Volunteers help make a difference in their communities by putting the needs of others above their own. Students who volunteer not only say they are filled with a sense of purpose when they devote some time to the causes they care about, but they feel more prepared for their career after college by acquiring skills you won’t find in the classroom.
Here are some reasons you should start volunteering and some tips on making the most of the experience.
Prepare yourself for your future career.
Dedicating your extra time to volunteering might be challenging at first, but what you will gain from the experience is invaluable. It goes far beyond just giving back to an important cause. First, it can boost your resume — especially if you stay with the organization more than a year. Employers like to see that you stay committed and can manage your time.

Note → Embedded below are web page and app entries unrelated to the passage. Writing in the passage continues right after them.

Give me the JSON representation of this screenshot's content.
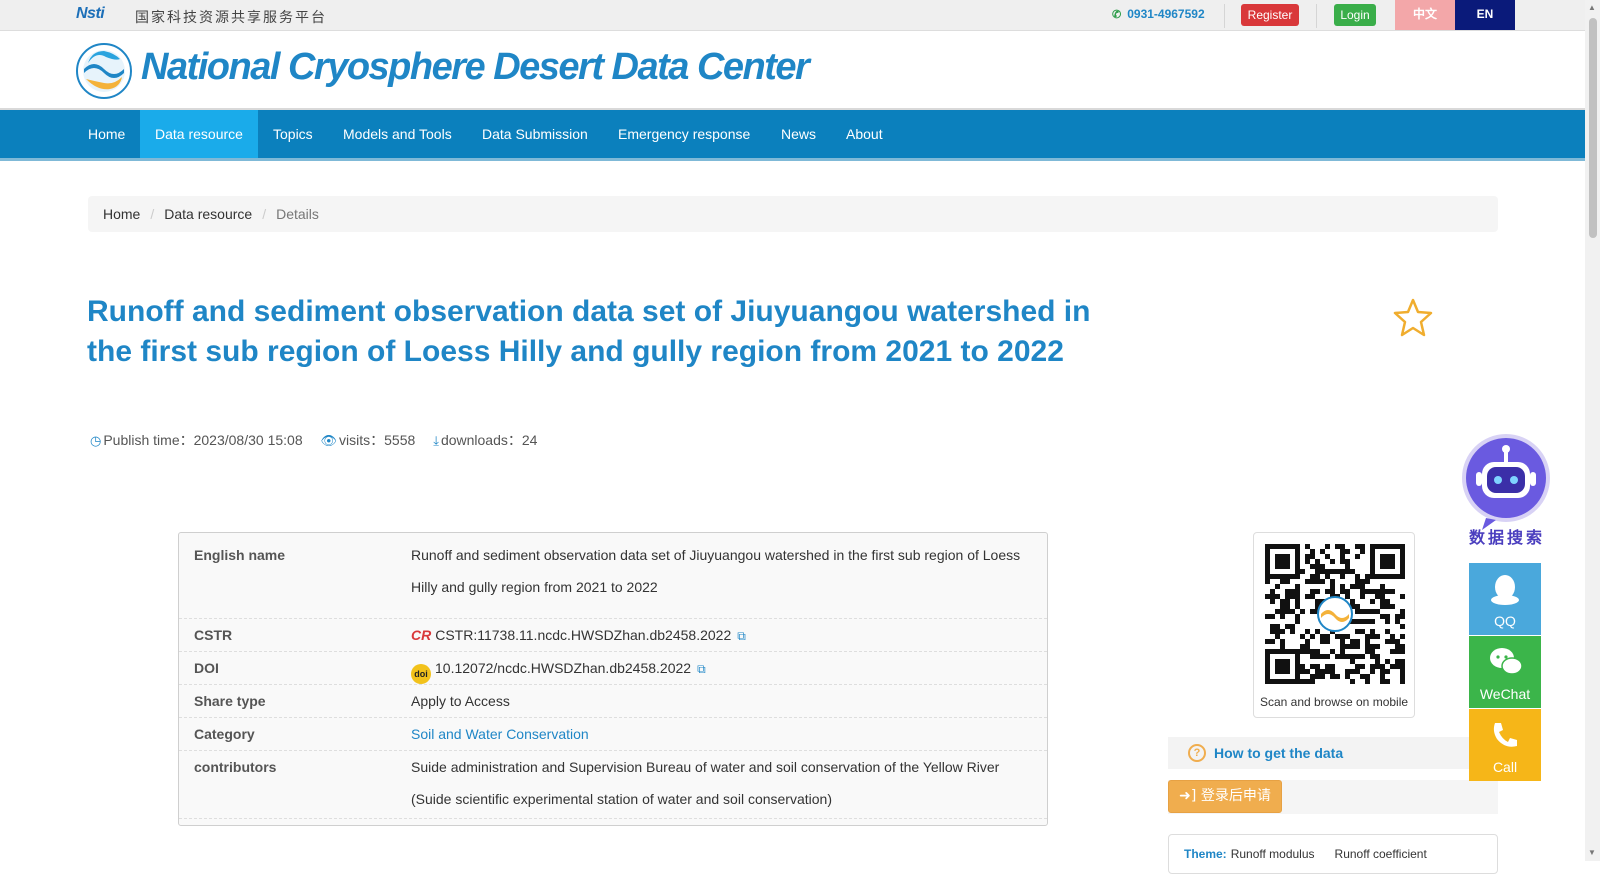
{
  "topbar": {
    "nsti_logo": "Nsti",
    "nsti_text": "国家科技资源共享服务平台",
    "phone": "0931-4967592",
    "register": "Register",
    "login": "Login",
    "lang_zh": "中文",
    "lang_en": "EN"
  },
  "header": {
    "site_title": "National Cryosphere Desert Data Center"
  },
  "nav": {
    "items": [
      "Home",
      "Data resource",
      "Topics",
      "Models and Tools",
      "Data Submission",
      "Emergency response",
      "News",
      "About"
    ],
    "active": "Data resource"
  },
  "breadcrumb": {
    "home": "Home",
    "section": "Data resource",
    "current": "Details"
  },
  "dataset": {
    "title": "Runoff and sediment observation data set of Jiuyuangou watershed in the first sub region of Loess Hilly and gully region from 2021 to 2022",
    "publish_label": "Publish time：",
    "publish_time": "2023/08/30 15:08",
    "visits_label": "visits：",
    "visits": "5558",
    "downloads_label": "downloads：",
    "downloads": "24"
  },
  "info": {
    "english_name_label": "English name",
    "english_name": "Runoff and sediment observation data set of Jiuyuangou watershed in the first sub region of Loess Hilly and gully region from 2021 to 2022",
    "cstr_label": "CSTR",
    "cstr_badge": "CR",
    "cstr": "CSTR:11738.11.ncdc.HWSDZhan.db2458.2022",
    "doi_label": "DOI",
    "doi_badge": "doi",
    "doi": "10.12072/ncdc.HWSDZhan.db2458.2022",
    "share_type_label": "Share type",
    "share_type": "Apply to Access",
    "category_label": "Category",
    "category": "Soil and Water Conservation",
    "contributors_label": "contributors",
    "contributors": "Suide administration and Supervision Bureau of water and soil conservation of the Yellow River (Suide scientific experimental station of water and soil conservation)"
  },
  "sidebar": {
    "robot_caption": "数据搜索",
    "qq": "QQ",
    "wechat": "WeChat",
    "call": "Call",
    "qr_caption": "Scan and browse on mobile",
    "howto": "How to get the data",
    "howto_icon": "?",
    "apply_button": "登录后申请",
    "theme_label": "Theme:",
    "theme_keywords": [
      "Runoff modulus",
      "Runoff coefficient"
    ]
  },
  "colors": {
    "brand_blue": "#1f86c6",
    "nav_bg": "#0b80bd",
    "nav_active": "#1aabea",
    "side_blue": "#4aa8dc",
    "side_green": "#3bb54a",
    "side_orange": "#f6b618"
  }
}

You can also develop skills that will help you in a job. Put the skills you already have to work, like working with children, designing artwork, administering first aid, taking photographs or video, organizing social media, or creating computer files. The great benefit of volunteering is that it doesn’t always have the pressure of a job. Many organizations will take whatever help they can get, so it’s a great place to learn new skills as well.
Explore your career options and make connections.

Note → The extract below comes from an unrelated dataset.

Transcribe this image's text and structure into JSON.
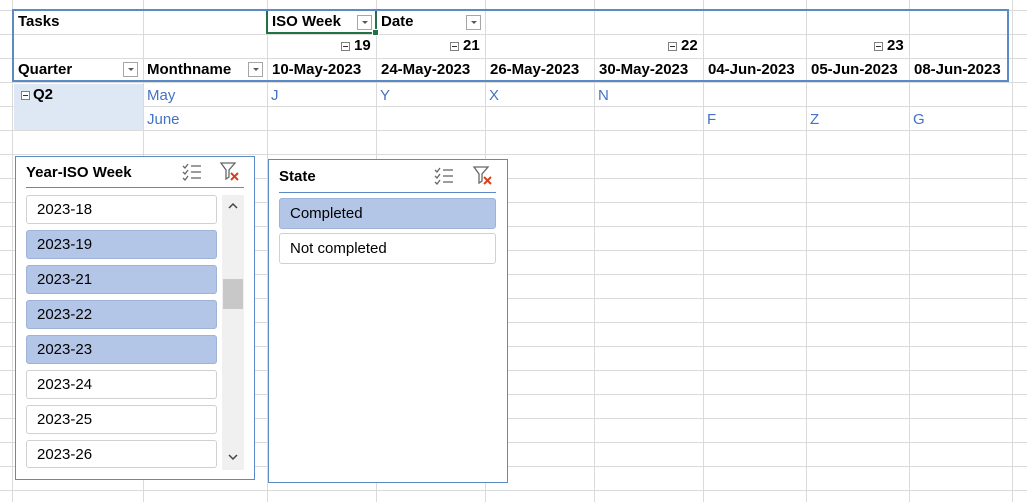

If you haven’t heard it yet, creating a network is so important to finding a position after graduation. Look for volunteer opportunities that relate to what you want in a career. If you are interested in teaching, search for opportunities in after-school programs. Check your local hospital for volunteer opportunities related to health care. Youth leagues usually need help on gamedays for sports majors. You might find your interests change once you spend some time in the industry as well, and that is why volunteering is a great way to “try out” your ideal career.
You will also connect with so many people along the way that might be able to help you in the future. Make every opportunity count by being friendly, working hard, and staying in touch. You never know who might have offer you a job or think about you when they hear about an opening. You don’t want to make a negative impression though, so make sure to follow through with your commitments when volunteering.
Volunteering is a break from the stress of college.
It can be hard to think outside of the stress of studying and living away from home, but dedicating your time to a cause you care about will give you a change of perspective. Even though some issues seem so big, starting small can make a real difference. You’ll realize quickly the impact just one person can have with an organization. The power of doing good can help to propel you through the tough times of your own and give you something else to focus your energy on.
Fallen Patriots scholarship recipient Madison Swisher is working toward her future goal of becoming a psychologist through volunteering. She wants to help diagnose children who are developmentally disabled. “When I was younger, I had some developmental problems that lead to occupational therapy that helped me get to where I am today,” she explained. “I volunteer at my local preschool because I am passionate about children and would like to see them reach their full potential.” After Madison graduates from University of North Carolina and Chapel Hill, she plans to pursue her PhD. “My Dad would be proud of how I push myself to my full potential in order to achieve my goals,” she shared.
Start where you are and do what you can.
There are many opportunities out there for everyone. An easy place to start is your college’s volunteer center or with the resources available through a career center. A simple web search will show local opportunities as well. If you don’t want to commit long-term, start with just volunteering at one event to see if it’s an organization you could see yourself committing to.
There are many ways to get involved on-campus as well, like student clubs. This is a great place to start because you’ll be surrounded by like-minded college students that might inspire and motivate you. If you’re already involved in a club or organization, propose and organize a group volunteer effort. Bonus: this is a great leadership opportunity you can document.
If you’re looking for something more adventurous, many organizations offer “alternative spring breaks” or summer assignments targeted to college students around the world.
The first step is just to get started. You might have to step outside of your comfort zone, but what you receive in return for volunteering will be well worth it.